If we now turn to the letters under the hands of those to whom the proposition was by its terms submitted, we find that all those which can be held to have related to it bear the signature of either Mr. Hendricks or Mrs. Kelsay. There is no such letter from either Miss Williams or Miss Phipps. If it be said that possibly it might be shown that the two who wrote did so not only for themselves but for the others, so that parol evidence might establish an agency which would make the apparent act of the two who wrote the act in legal effect of all, the sufficient answer is that upon the averments of the complaint the approval relied upon was one by the principals. There is no allegation of such approval by an agent. Under the pleadings, therefore, the court was entitled to assume that there were no such approvals. Practice Book (1908) p. 244, § 144; Clark v. Wooster, 79 Conn. 126, 131, 64 A. 10. That being so, the plaintiffs' case against the demurrants must fail for their inability to establish by legal proof the contract of sale upon which they rely. The proposition embodied an entire and indivisible undertaking. The consent of all of the owners of the land was necessary to the creation of an enforcible contract. The consent of one of them would not bind him to convey his interest, as it would not bind the plaintiffs to accept the conveyance of such interest. Snyder v. Neefus, 53 Barb. (N.Y.) 63; Frazer v. Ford, 2 Head (Tenn.) 464; Johnson v. Brook, 2 George (Miss.) 17. The demurrants, upon the allegation of full knowledge on their part of the entire situation, stand in precisely the same position as would the other defendants, had there been no conveyance to Hawkes, and in no worse a position. Their demurrer was therefore properly sustained. It is not necessary to notice the reasons of demurrer unrelated to the statute of frauds.

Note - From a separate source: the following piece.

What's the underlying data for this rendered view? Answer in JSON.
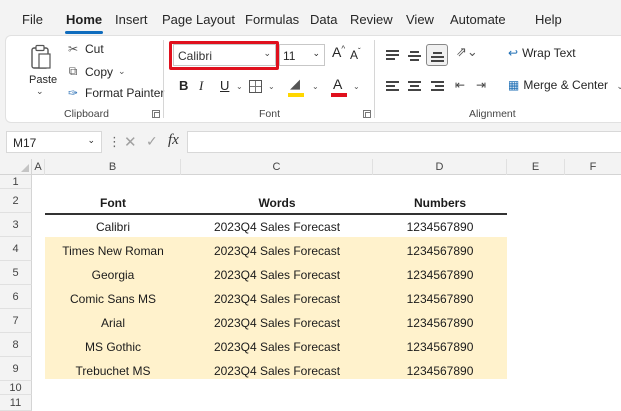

It is assigned as a reason of appeal, that the court erred in ruling that all of the defendants were entitled to judgment, and in rendering judgment in favor of all of them. This assignment results from a misinterpretation of the judgment-file. The only judgment rendered was one in favor of the two demurrants. One in favor of the other defendants, while it may result as a corollary of the conclusions which dictate the judgment for their codefendants, could not properly have been rendered at that stage of the case.